Since Russet potatoes are high starch potatoes and we want to run the cut fries under cold running water until the water runs clear. This simply rinses off the surface starch that can cause the potatoes to look or become brown or gray.
Once rinsed, we want to soak them in water under refrigeration for at least three hours and up to two days. If you are pressed for time, even a one-hour soak will benefit the final product.
As mentioned in the first paragraph, we will cook the fries twice. I know it seems excessive but it is the single most important thing we will do to create the perfect fries.
Now, let’s select the best oil for frying. Most chefs will tell you that peanut oil is the best. This is for a number of reasons.
Peanut oil stands up longer to high heat without breaking down or burning. Other oils will work fine, but not for as long. Peanut oil is a neutral oil, allowing the potato flavor to dominate.
Cooking the Fries
Preheat your deep fryer to a low temperature of 325º F. If you don’t have a deep fryer, use a Dutch oven with about 3 inches of oil in it.
Allow a few inches from the surface of the oil to the top of the sides of the Dutch oven to compensate for expansion when the fries are added. Use a deep-frying or candy thermometer to regulate the temperature.
The temperature of each cooking time is very important to the success of your fries.
Remove your fries from the water bath and dry them THOROUGHLY on clean lint free towels of some kind, cloth or paper.
Do NOT put wet fries into hot oil, or you will have scars and a story to tell for the rest of your life.
Using a slotted spoon or skimmer, quickly but carefully add some of the fries into the oil, not overcrowding the fryer. You can do this step in batches.
You want to cook the fries for about 3 minutes, until they are soft, slightly limp and just beginning to turn a very light golden color. Remove the fries from the oil to a pan lined with paper towels or clean brown paper bags to drain.
Repeat the process until you have cooked all of your fries. Let them rest at least 20 minutes. You can do this up to a few hours before you intend to cook and serve the fries.
At this point you have partially cooked the inside of the fries making them very tender and fluffy later.

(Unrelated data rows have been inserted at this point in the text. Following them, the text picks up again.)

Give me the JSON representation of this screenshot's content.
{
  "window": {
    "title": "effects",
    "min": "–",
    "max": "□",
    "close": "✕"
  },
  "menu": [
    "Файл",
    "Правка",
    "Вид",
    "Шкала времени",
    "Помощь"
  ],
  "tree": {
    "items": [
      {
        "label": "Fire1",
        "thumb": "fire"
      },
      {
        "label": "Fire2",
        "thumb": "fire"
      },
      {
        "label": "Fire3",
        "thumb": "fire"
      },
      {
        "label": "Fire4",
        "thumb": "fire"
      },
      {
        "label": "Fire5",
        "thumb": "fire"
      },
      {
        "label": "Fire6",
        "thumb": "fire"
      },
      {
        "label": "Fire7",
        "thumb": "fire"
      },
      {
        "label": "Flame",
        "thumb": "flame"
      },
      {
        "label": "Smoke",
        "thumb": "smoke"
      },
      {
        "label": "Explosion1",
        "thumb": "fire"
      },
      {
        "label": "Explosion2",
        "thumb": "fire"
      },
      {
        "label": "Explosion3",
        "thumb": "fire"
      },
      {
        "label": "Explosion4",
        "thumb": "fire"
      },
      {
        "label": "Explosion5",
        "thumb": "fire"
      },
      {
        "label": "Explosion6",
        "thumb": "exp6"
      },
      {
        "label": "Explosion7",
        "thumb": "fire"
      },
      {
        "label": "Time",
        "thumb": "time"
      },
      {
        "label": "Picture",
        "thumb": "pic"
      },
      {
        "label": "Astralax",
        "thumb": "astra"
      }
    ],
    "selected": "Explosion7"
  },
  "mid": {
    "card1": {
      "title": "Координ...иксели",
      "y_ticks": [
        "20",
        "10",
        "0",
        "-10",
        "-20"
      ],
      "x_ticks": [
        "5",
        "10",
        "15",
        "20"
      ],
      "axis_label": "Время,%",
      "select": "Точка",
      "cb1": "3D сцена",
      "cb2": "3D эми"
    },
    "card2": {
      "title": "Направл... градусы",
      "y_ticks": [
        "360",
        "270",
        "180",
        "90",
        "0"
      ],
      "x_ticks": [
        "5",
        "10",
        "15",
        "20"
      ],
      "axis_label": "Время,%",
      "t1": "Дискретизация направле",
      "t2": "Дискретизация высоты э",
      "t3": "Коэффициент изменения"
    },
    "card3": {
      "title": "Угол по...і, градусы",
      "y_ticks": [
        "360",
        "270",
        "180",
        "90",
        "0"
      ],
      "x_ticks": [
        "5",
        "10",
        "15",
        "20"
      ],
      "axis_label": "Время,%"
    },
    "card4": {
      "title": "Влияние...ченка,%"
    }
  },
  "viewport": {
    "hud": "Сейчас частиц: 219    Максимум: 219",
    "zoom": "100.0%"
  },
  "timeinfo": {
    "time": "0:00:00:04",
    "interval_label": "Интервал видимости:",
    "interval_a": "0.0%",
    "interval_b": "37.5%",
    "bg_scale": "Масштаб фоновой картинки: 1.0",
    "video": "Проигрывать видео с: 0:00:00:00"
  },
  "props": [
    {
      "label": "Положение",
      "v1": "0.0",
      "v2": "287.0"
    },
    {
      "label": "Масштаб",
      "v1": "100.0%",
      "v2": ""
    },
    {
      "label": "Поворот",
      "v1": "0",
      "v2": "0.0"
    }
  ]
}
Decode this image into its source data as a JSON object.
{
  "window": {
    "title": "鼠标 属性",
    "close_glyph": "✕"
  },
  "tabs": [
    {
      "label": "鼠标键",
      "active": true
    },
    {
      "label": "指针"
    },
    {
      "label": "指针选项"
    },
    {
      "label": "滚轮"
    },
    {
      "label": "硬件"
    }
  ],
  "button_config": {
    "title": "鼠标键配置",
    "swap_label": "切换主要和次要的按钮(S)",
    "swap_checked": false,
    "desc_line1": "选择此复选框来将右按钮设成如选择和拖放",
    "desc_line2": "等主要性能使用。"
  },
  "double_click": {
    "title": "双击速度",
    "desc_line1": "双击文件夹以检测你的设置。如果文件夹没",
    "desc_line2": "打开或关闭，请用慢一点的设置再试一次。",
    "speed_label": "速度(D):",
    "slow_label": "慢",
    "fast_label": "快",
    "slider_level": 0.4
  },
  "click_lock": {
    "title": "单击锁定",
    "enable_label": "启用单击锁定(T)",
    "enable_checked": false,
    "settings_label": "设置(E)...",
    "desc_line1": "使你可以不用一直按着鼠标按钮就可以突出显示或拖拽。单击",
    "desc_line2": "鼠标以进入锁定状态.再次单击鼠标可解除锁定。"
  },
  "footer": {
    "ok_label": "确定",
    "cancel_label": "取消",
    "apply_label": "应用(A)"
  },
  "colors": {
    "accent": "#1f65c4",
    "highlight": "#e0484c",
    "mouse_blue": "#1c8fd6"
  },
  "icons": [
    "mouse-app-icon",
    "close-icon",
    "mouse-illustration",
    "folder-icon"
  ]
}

This process is called blanching. The next cooking will crisp them up just perfectly.
When you are ready to finish the fries, reheat your oil. This time heat your oil to 375º F. When the desired temperature has been reached, fry the fries in batches for about 4 minutes per batch.
Look for the correct color and you should notice that the “bubbling” around the individual fries will have subsided; indicating that any retained moisture in the fries has been purged. Remove the batches from the oil to a new set of clean towels or bags to drain.
Season them with salt and pepper and serve at once. Salt...Yes! But why pepper?
Because they are potatoes, right?
Season them accordingly!